Digital devices are a part of everyday life for almost all of us. Whether it’s TV, mobile phones, tablets or laptops, the average UK adult spends five hours per day looking at a screen, in addition to any devices used for work. When you consider that most of us will be awake for around 16-18 hours per day, and seven of those will be at work, that adds up to 12 hours of screen time per day – a worryingly high amount. 

Screens are not all bad, and they can be used as tools for work, connection and learning, but too much screen time can be detrimental to your mental health. Here, we explain why.

Increased comparison and decrease in self-confidence

When you spend too much time scrolling, it can be easy to lose touch with reality. The truth is that many images on social media are filtered or edited, and even if they aren’t, the person is likely posing in a certain way to make them look their best. In addition, almost everyone will just post photos where they’re doing something fun or exciting. 


Many of us recognise this, but it can be hard to remember when you’re stuck in a cycle of looking at other people’s photos. You may end up feeling like your life is boring, or you don’t look as nice as the people you follow, which can decrease your self-confidence and make you feel unhappy. 

Increased Anxiety

Mobile phones can be a great tool, but all too often we feel that we can’t be apart from them, lest we miss a message or notification. The fear of missing out can lead to increased anxiety, with many people constantly checking their phones, even if there’s no notification on screen.

It can also be difficult to avoid harmful content, especially if you’re looking at recommended content on social media. It’s easy to read horrible news stories, or see something that you find upsetting without intending to. Sometimes, it’s difficult to discern if this content is real or fake, which can make anxiety worse. 

Decreased Exercise

Spending a lot of time on your phone means that you’re not up and moving. Not only is this bad for our physical health, but it can also affect mental health. Exercise increases endorphins and reduces stress, as well as helping us be in the moment and connect with the world around us. 

Use Screens Responsibly

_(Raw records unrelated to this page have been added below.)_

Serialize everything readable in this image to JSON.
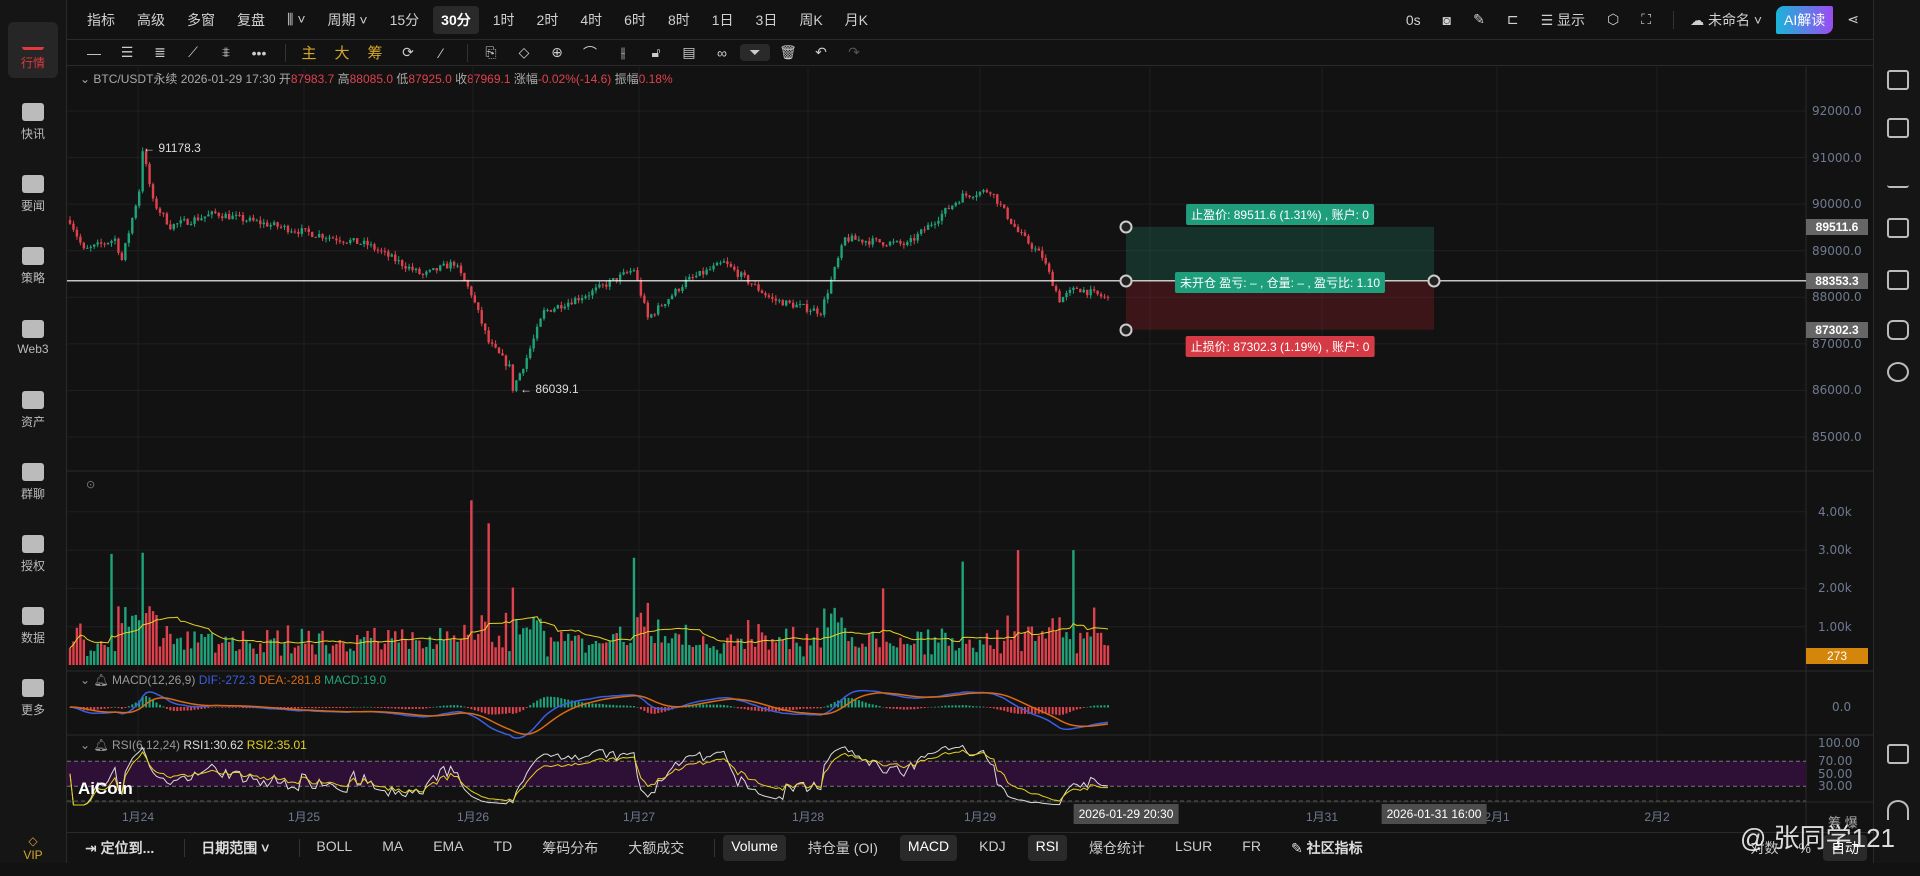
{
  "sidebar_left": {
    "items": [
      {
        "label": "行情",
        "icon": "chart-bars-icon",
        "active": true
      },
      {
        "label": "快讯",
        "icon": "news-flash-icon"
      },
      {
        "label": "要闻",
        "icon": "document-icon"
      },
      {
        "label": "策略",
        "icon": "robot-icon"
      },
      {
        "label": "Web3",
        "icon": "web3-icon"
      },
      {
        "label": "资产",
        "icon": "wallet-icon"
      },
      {
        "label": "群聊",
        "icon": "chat-icon"
      },
      {
        "label": "授权",
        "icon": "key-icon"
      },
      {
        "label": "数据",
        "icon": "data-monitor-icon"
      },
      {
        "label": "更多",
        "icon": "grid-more-icon"
      }
    ],
    "vip": "VIP"
  },
  "toolbar": {
    "indicators": "指标",
    "advanced": "高级",
    "multi_window": "多窗",
    "replay": "复盘",
    "period": "周期",
    "intervals": [
      "15分",
      "30分",
      "1时",
      "2时",
      "4时",
      "6时",
      "8时",
      "1日",
      "3日",
      "周K",
      "月K"
    ],
    "active_interval": "30分",
    "refresh": "0s",
    "display": "显示",
    "layout_name": "未命名",
    "ai_button": "AI解读",
    "drawing": {
      "main": "主",
      "big": "大",
      "chips": "筹"
    }
  },
  "info": {
    "symbol": "BTC/USDT永续",
    "time": "2026-01-29 17:30",
    "open_label": "开",
    "open": "87983.7",
    "high_label": "高",
    "high": "88085.0",
    "low_label": "低",
    "low": "87925.0",
    "close_label": "收",
    "close": "87969.1",
    "change_label": "涨幅",
    "change": "-0.02%(-14.6)",
    "amp_label": "振幅",
    "amp": "0.18%"
  },
  "price_axis": {
    "ticks": [
      "92000.0",
      "91000.0",
      "90000.0",
      "89000.0",
      "88000.0",
      "87000.0",
      "86000.0",
      "85000.0"
    ],
    "tags": {
      "take_profit": "89511.6",
      "entry": "88353.3",
      "stop_loss": "87302.3"
    }
  },
  "annotations": {
    "high": "← 91178.3",
    "low": "← 86039.1"
  },
  "position_tool": {
    "take_profit_label": "止盈价: 89511.6 (1.31%) , 账户: 0",
    "center_label": "未开仓 盈亏: – , 仓量: – , 盈亏比: 1.10",
    "stop_loss_label": "止损价: 87302.3 (1.19%) , 账户: 0",
    "colors": {
      "profit": "#1f9e7c",
      "loss": "#d63a44"
    }
  },
  "volume": {
    "ticks": [
      "4.00k",
      "3.00k",
      "2.00k",
      "1.00k"
    ],
    "current": "273"
  },
  "macd": {
    "title": "MACD(12,26,9)",
    "dif": "DIF:-272.3",
    "dea": "DEA:-281.8",
    "macd": "MACD:19.0",
    "zero": "0.0"
  },
  "rsi": {
    "title": "RSI(6,12,24)",
    "rsi1": "RSI1:30.62",
    "rsi2": "RSI2:35.01",
    "levels": [
      "100.00",
      "70.00",
      "50.00",
      "30.00"
    ]
  },
  "time_axis": {
    "labels": [
      "1月24",
      "1月25",
      "1月26",
      "1月27",
      "1月28",
      "1月29",
      "1月31",
      "2月1",
      "2月2"
    ],
    "crosshair_start": "2026-01-29 20:30",
    "crosshair_end": "2026-01-31 16:00"
  },
  "watermark": {
    "logo": "AiCoin",
    "user": "@ 张同学121"
  },
  "bottom": {
    "locate": "定位到...",
    "date_range": "日期范围",
    "main_indicators": [
      "BOLL",
      "MA",
      "EMA",
      "TD",
      "筹码分布",
      "大额成交"
    ],
    "sub_indicators": [
      {
        "label": "Volume",
        "active": true
      },
      {
        "label": "持仓量 (OI)"
      },
      {
        "label": "MACD",
        "active": true
      },
      {
        "label": "KDJ"
      },
      {
        "label": "RSI",
        "active": true
      },
      {
        "label": "爆仓统计"
      },
      {
        "label": "LSUR"
      },
      {
        "label": "FR"
      }
    ],
    "community": "社区指标",
    "log": "对数",
    "percent": "%",
    "auto": "自动",
    "chips_short": "筹",
    "liq_short": "爆"
  },
  "chart_data": {
    "type": "candlestick",
    "interval": "30m",
    "symbol": "BTC/USDT",
    "ylim": [
      84300,
      92600
    ],
    "price_anchors": [
      [
        0,
        89660
      ],
      [
        4,
        89000
      ],
      [
        13,
        89250
      ],
      [
        15,
        88800
      ],
      [
        20,
        90300
      ],
      [
        21,
        91178
      ],
      [
        24,
        90050
      ],
      [
        29,
        89530
      ],
      [
        42,
        89800
      ],
      [
        68,
        89400
      ],
      [
        86,
        89130
      ],
      [
        102,
        88470
      ],
      [
        111,
        88740
      ],
      [
        116,
        88080
      ],
      [
        121,
        87030
      ],
      [
        127,
        86500
      ],
      [
        128,
        86039
      ],
      [
        132,
        86700
      ],
      [
        137,
        87690
      ],
      [
        150,
        88080
      ],
      [
        163,
        88600
      ],
      [
        167,
        87550
      ],
      [
        178,
        88340
      ],
      [
        189,
        88740
      ],
      [
        203,
        87950
      ],
      [
        217,
        87690
      ],
      [
        224,
        89260
      ],
      [
        242,
        89130
      ],
      [
        258,
        90180
      ],
      [
        266,
        90300
      ],
      [
        274,
        89400
      ],
      [
        281,
        88870
      ],
      [
        286,
        87950
      ],
      [
        291,
        88200
      ],
      [
        300,
        87969
      ]
    ],
    "volume_spikes": [
      [
        12,
        2900
      ],
      [
        116,
        4300
      ],
      [
        121,
        3700
      ],
      [
        163,
        2800
      ],
      [
        235,
        2000
      ],
      [
        258,
        2700
      ],
      [
        274,
        3000
      ],
      [
        290,
        3000
      ],
      [
        296,
        1500
      ]
    ]
  }
}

It can be impossible to avoid screen time, especially if you use devices for work or school, but the important thing is to manage your time online responsibly. This way, you can ensure that screen time is a positive influence on your life, not one you can’t escape from. South Warwickshire & Worcestershire Mind offers a range of support services that can help you if you’re experiencing any of these symptoms and feel you’re not in control of your phone usage.